Story
Tagline
Rolling 1's teaches you more than rolling 20's
Introduction
I'm a general hobbyist. Board games, video games, books, comic books, TV, and movies. I used to collect more than I could consume. Now I'm working through the backlog and collecting fewer items. My media obsession is balanced by being a parent. That has helped me to realize that there are far more important things than keeping up with everything. Parenthood has also helped me to realize that happiness isn't elusive. It's just not something that can be expected all the time.
Bragging rights
When I was very young, I was told that the perception of me that other people have may differ from my own. Upon high school graduation, I soundly learned that lesson. It wasn't until after I graduated from grad school that I realized that while both perceptions are valid, neither one should limit me in any way.
Places
Map of the places this user has livedMap of the places this user has livedMap of the places this user has lived
Currently
East Lansing
Previously
Chicago - Ann Arbor - Detroit - Southfield - Redondo Beach - Hawthorne
Work
Occupation
Applicant Tracking Site Administrator
Skills
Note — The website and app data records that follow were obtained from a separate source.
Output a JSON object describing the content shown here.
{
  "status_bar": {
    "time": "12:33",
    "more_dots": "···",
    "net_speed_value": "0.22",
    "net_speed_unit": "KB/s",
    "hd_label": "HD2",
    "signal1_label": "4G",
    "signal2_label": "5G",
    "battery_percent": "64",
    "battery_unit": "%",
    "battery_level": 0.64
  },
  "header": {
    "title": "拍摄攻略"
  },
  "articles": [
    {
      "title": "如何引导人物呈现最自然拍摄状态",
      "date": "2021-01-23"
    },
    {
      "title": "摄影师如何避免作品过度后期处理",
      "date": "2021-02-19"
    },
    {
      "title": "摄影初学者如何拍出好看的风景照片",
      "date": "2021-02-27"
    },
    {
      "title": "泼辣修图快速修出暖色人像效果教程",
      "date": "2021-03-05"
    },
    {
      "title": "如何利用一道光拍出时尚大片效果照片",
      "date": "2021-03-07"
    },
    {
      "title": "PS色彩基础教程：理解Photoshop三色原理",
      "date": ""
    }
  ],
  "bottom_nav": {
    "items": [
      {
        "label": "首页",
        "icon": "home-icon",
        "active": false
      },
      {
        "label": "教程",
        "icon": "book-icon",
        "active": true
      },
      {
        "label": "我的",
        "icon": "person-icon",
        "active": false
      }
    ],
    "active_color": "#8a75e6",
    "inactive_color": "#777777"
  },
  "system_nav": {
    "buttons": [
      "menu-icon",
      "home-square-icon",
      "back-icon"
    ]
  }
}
Jack-of-many-trades. Wish I could say I have a "certain" set of skills, but they're really quite all over the place. Very few are useful together.
Basic Information
Birthday
September 13
Relationship
Married